National

Mayor skeptical of Abe vow at Nagasaki rites to seek end to nuclear arms

Kyodo

Prime Minister Shinzo Abe may have used the 68th anniversary Friday of the atomic bombing of Nagasaki to pledge his utmost efforts to abolish nuclear weapons, but Mayor Tomihisa Taue criticized the administration for its recent inaction.

“I call on the Japanese government to consider once again that Japan is the only country to have suffered a nuclear bombing,” Taue said twice in his latest Peace Declaration, delivered in the city’s Peace Park for the annual ceremony that was attended this year by representatives of 44 countries.

He said the Abe administration’s failure to sign a statement rejecting the use of nuclear weapons under any circumstances at an international meeting in April is “betraying the expectations of global society” and “implies that the government would approve of their use under some circumstances.”

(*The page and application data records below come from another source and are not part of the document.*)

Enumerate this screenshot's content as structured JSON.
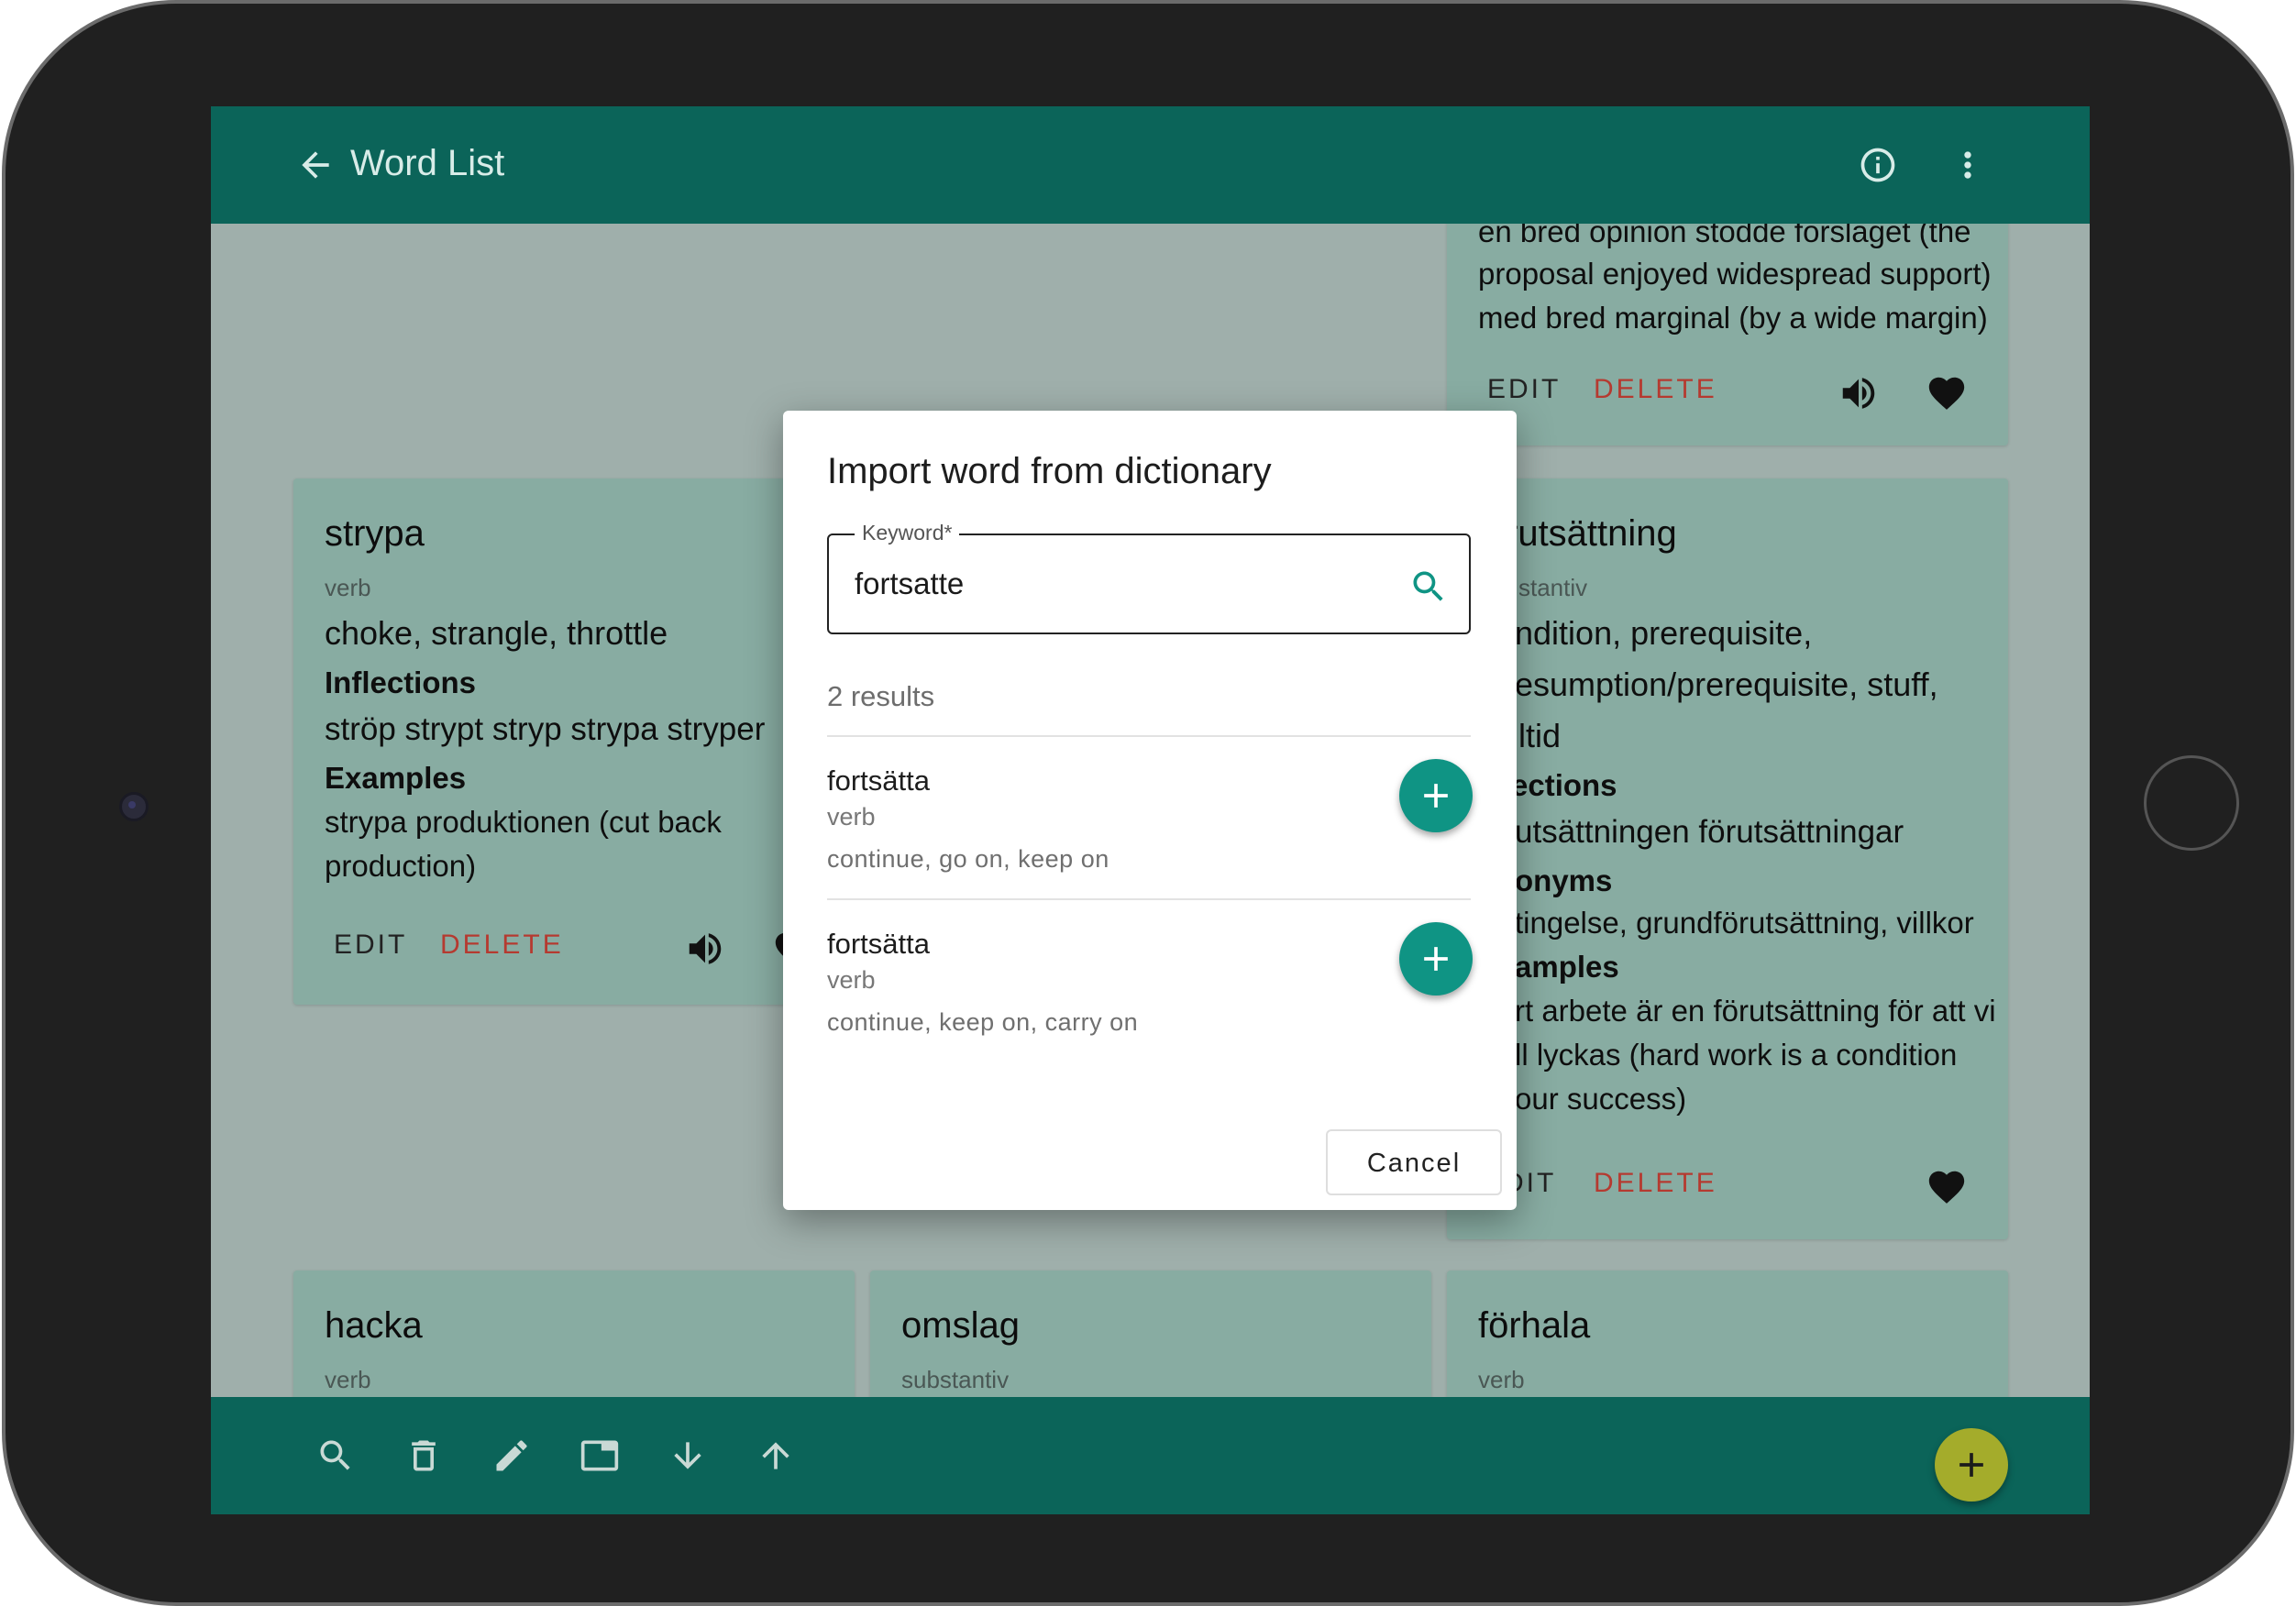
{
  "app": {
    "title": "Word List",
    "back_icon": "arrow-left-icon",
    "info_icon": "info-icon",
    "more_icon": "more-vert-icon",
    "header_color": "#0b6459",
    "fab_color": "#a4ac2b",
    "accent_color": "#0f9484"
  },
  "cards": {
    "top_right": {
      "line0": "en bred opinion stödde förslaget (the",
      "line1": "proposal enjoyed widespread support)",
      "line2": "med bred marginal (by a wide margin)",
      "edit": "EDIT",
      "delete": "DELETE"
    },
    "strypa": {
      "word": "strypa",
      "pos": "verb",
      "translation": "choke, strangle, throttle",
      "inflections_label": "Inflections",
      "inflections": "ströp strypt stryp strypa stryper",
      "examples_label": "Examples",
      "example1": "strypa produktionen (cut back",
      "example2": "production)",
      "edit": "EDIT",
      "delete": "DELETE"
    },
    "forutsattning": {
      "word": "förutsättning",
      "word_visible": "rutsättning",
      "pos_visible": "stantiv",
      "line1": "ndition, prerequisite,",
      "line2": "esumption/prerequisite, stuff,",
      "line3": "ltid",
      "inflections_label": "ections",
      "inflections": "utsättningen förutsättningar",
      "synonyms_label": "onyms",
      "synonyms": "tingelse, grundförutsättning, villkor",
      "examples_label": "amples",
      "example1": "rt arbete är en förutsättning för att vi",
      "example2": "ll lyckas (hard work is a condition",
      "example3": "our success)",
      "edit": "DIT",
      "delete": "DELETE"
    },
    "hacka": {
      "word": "hacka",
      "pos": "verb"
    },
    "omslag": {
      "word": "omslag",
      "pos": "substantiv"
    },
    "forhala": {
      "word": "förhala",
      "pos": "verb"
    }
  },
  "dialog": {
    "title": "Import word from dictionary",
    "keyword_label": "Keyword*",
    "keyword_value": "fortsatte",
    "results_count": "2 results",
    "results": [
      {
        "word": "fortsätta",
        "pos": "verb",
        "definition": "continue, go on, keep on"
      },
      {
        "word": "fortsätta",
        "pos": "verb",
        "definition": "continue, keep on, carry on"
      }
    ],
    "cancel_label": "Cancel"
  },
  "bottom_bar": {
    "icons": [
      "search-icon",
      "delete-icon",
      "edit-icon",
      "tab-icon",
      "arrow-down-icon",
      "arrow-up-icon"
    ],
    "fab_icon": "plus-icon"
  }
}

Taue also expressed concern about the resumption of Japan-India negotiations for a civilian nuclear cooperation agreement, saying such deal with India, a de facto nuclear power that has not signed the Nuclear Non-Proliferation Treaty, would render “meaningless” the NPT regime and give North Korea “an excuse to justify” its nuclear weapons.

Abe pledged that Japan will make every effort to eradicate nuclear weapons, as he did during a ceremony Tuesday in Hiroshima commemorating the 1945 atomic bombing of that city.

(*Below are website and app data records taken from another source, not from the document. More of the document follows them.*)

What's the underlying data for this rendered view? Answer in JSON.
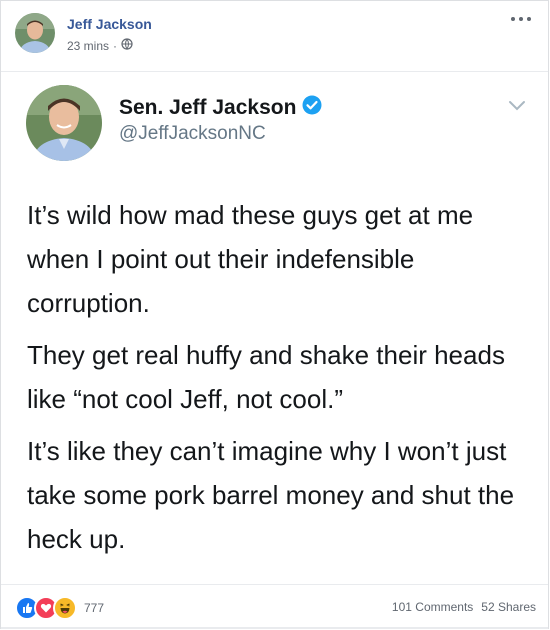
{
  "post": {
    "author": "Jeff Jackson",
    "time": "23 mins",
    "separator": "·",
    "privacy_icon": "globe-icon",
    "more_icon": "more-options-icon"
  },
  "tweet": {
    "name": "Sen. Jeff Jackson",
    "verified_icon": "verified-badge-icon",
    "handle": "@JeffJacksonNC",
    "paragraphs": [
      "It’s wild how mad these guys get at me when I point out their indefensible corruption.",
      "They get real huffy and shake their heads like “not cool Jeff, not cool.”",
      "It’s like they can’t imagine why I won’t just take some pork barrel money and shut the heck up."
    ],
    "accent": "#1da1f2"
  },
  "footer": {
    "reaction_icons": [
      "like-icon",
      "love-icon",
      "haha-icon"
    ],
    "reaction_count": "777",
    "comments": "101 Comments",
    "shares": "52 Shares"
  },
  "colors": {
    "fb_link": "#385898",
    "like": "#1877f2",
    "love": "#f33e58",
    "haha": "#f7b928"
  }
}
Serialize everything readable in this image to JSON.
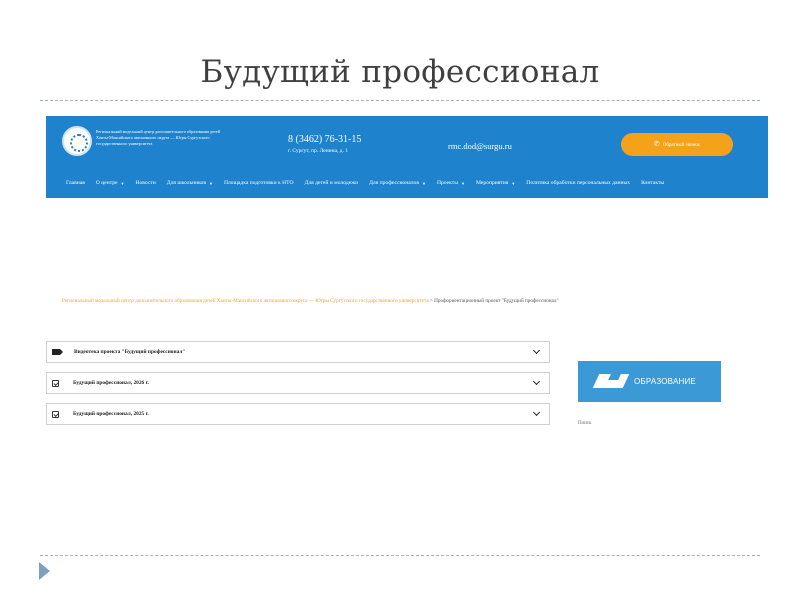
{
  "slide": {
    "title": "Будущий профессионал"
  },
  "site": {
    "org_name": "Региональный модельный центр дополнительного образования детей Ханты-Мансийского автономного округа — Югры Сургутского государственного университета",
    "phone": "8 (3462) 76-31-15",
    "address": "г. Сургут, пр. Ленина, д. 1",
    "email": "rmc.dod@surgu.ru",
    "cta_label": "Обратный звонок",
    "cta_icon": "phone-icon"
  },
  "nav": {
    "items": [
      {
        "label": "Главная",
        "dropdown": false
      },
      {
        "label": "О центре",
        "dropdown": true
      },
      {
        "label": "Новости",
        "dropdown": false
      },
      {
        "label": "Для школьников",
        "dropdown": true
      },
      {
        "label": "Площадка подготовки к НТО",
        "dropdown": false
      },
      {
        "label": "Для детей и молодежи",
        "dropdown": false
      },
      {
        "label": "Для профессионалов",
        "dropdown": true
      },
      {
        "label": "Проекты",
        "dropdown": true
      },
      {
        "label": "Мероприятия",
        "dropdown": true
      },
      {
        "label": "Политика обработки персональных данных",
        "dropdown": false
      },
      {
        "label": "Контакты",
        "dropdown": false
      }
    ]
  },
  "breadcrumb": {
    "link": "Региональный модельный центр дополнительного образования детей Ханты-Мансийского автономного округа — Югры Сургутского государственного университета",
    "separator": ">",
    "current": "Профориентационный проект \"Будущий профессионал\""
  },
  "accordion": [
    {
      "label": "Видеотека проекта \"Будущий профессионал\"",
      "icon": "video-icon"
    },
    {
      "label": "Будущий профессионал, 2026 г.",
      "icon": "calendar-icon"
    },
    {
      "label": "Будущий профессионал, 2025 г.",
      "icon": "calendar-icon"
    }
  ],
  "sidebar": {
    "banner_text": "ОБРАЗОВАНИЕ",
    "label": "Поиск"
  },
  "colors": {
    "header_blue": "#1e82cd",
    "cta_orange": "#f5a21b",
    "banner_blue": "#3b9ad6",
    "breadcrumb_orange": "#f0a23a"
  }
}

On the administration’s decision not to endorse the joint statement, which was supported by 80 countries at the preparatory committee session in Geneva for the next NPT review meeting, Abe told reporters in Hiroshima that “the severe reality” of North Korea’s nuclear threat had an influence.

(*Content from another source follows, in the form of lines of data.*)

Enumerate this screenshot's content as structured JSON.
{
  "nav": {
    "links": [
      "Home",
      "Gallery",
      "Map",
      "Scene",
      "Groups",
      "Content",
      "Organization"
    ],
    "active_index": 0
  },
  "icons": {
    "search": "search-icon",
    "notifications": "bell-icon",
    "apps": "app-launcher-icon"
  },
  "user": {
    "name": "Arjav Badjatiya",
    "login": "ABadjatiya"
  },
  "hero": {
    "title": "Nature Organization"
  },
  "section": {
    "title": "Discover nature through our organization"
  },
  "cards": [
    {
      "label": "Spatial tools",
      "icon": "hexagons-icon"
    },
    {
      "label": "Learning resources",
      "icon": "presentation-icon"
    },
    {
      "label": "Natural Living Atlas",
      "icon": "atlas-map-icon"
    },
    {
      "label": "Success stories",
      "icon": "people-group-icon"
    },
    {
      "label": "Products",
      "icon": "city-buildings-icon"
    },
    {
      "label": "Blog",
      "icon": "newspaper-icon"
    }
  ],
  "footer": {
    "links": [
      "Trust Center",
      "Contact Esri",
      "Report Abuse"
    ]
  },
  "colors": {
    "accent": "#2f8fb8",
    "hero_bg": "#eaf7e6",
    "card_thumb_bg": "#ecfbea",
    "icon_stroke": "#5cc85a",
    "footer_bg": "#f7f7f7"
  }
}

The speeches at Friday’s ceremony came after participants offered silent prayers for the victims at 11:02 a.m., the time the bomb detonated over Nagasaki.

Representing hibakusha, Shohei Tsuiki, 86, who was then 18, said what he saw after the bombing was “just a scene from hell,” filled with people without ears and noses, with burned skin dangling from their bodies, or holding their dead children.

“It is obvious that nuclear power and human beings cannot coexist,” he said, referring to the Fukushima crisis as well as the bombings of the two cities. “I ask the government to take action sincerely and proactively toward the elimination of nuclear weapons and nuclear power plants.”

All five declared nuclear powers under the NPT — Britain, China, France, Russia and the United States — were represented, along with India as a first-time attendee and Israel among de facto nuclear powers that are not NPT signatories.

U.S. Ambassador John Roos, who in 2010 became the first envoy from Washington to attend Hiroshima’s memorial ceremony, attended the Nagasaki ceremony for the second time.

Three days after Hiroshima was devastated by an atomic bomb dropped by a U.S. B-29 bomber, the United States dropped another on Nagasaki on Aug. 9, 1945. An estimated 74,000 people were killed in the blast and its immediate aftermath in a city with a population of about 240,000.

Taue said Nagasaki “supports” U.S. President Barack Obama’s desire to seek a nuclear-free world, expressed in Prague in April 2009, and his statement in June this year to work toward a reduction of nuclear arsenals.